According to Juholt, Sweden's own budget rules are better and more effective.
“The proposal includes so many things that are unclear, both legally and politically, about what the consequences would be for Sweden. So our message to the government and the Swedish people is that we are standing by our no,” said Juholt.
The Social Democrats continued opposition to the pact surprised prime minister Fredrik Reinfeldt.
“I don't recognize the Social Democrats. I don't recognize their way of reasoning,” he told the TT news agency.
He thought the Social Democrats' statements were also strange as they come at a time when negotiations of the pact are still ongoing.
“Obviously I'm hoping for support in the Riksdag, but things haven't been fully negotiated yet. And it's the final result I plan to take to the Riksdag's EU committee for support,” said Reinfeldt.
On Wednesday, the Centre Party used an opinion piece in the Dagens Nyheter (DN) newspaper to announce its support for the pact, but emphasized the party still opposed Sweden adopting the common European currency.

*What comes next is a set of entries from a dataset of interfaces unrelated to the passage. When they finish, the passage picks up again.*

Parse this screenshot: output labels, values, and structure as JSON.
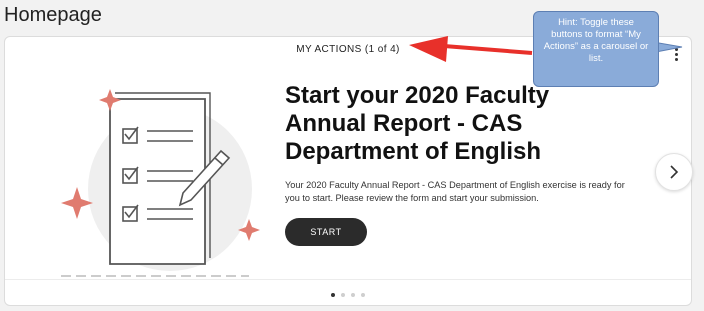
{
  "page": {
    "title": "Homepage"
  },
  "card": {
    "header": "MY ACTIONS (1 of 4)",
    "headline": "Start your 2020 Faculty Annual Report - CAS Department of English",
    "description": "Your 2020 Faculty Annual Report - CAS Department of English exercise is ready for you to start. Please review the form and start your submission.",
    "start_label": "START",
    "pagination": {
      "current": 1,
      "total": 4
    }
  },
  "annotation": {
    "hint": "Hint: Toggle these buttons to format “My Actions” as a carousel or list.",
    "arrow_color": "#e8302a"
  },
  "icons": {
    "menu": "kebab-menu-icon",
    "next": "chevron-right-icon",
    "illustration": "checklist-illustration"
  },
  "colors": {
    "button_bg": "#2b2b2b",
    "sparkle": "#e07b6f",
    "hint_bg": "#8aabd9"
  }
}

“A requirement is that joining [the pact] shouldn't be seen as a preliminary indication about, or a first step toward, membership in the eurozone,” the party's leaders wrote in DN.
Another demand from the Centre Party is that Sweden shouldn't be tied to the pact's rules because “we have our own very well-functioning fiscal policy framework”.
Meanwhile, finance mininster Anders Borg said that if Sweden is going to join the eurozone budget pact, Sweden must be allowed to attend eurozone summit meetings.
According to his press secretary, the request shouldn't be interpreted as a condition required to gain Sweden's support for the pact.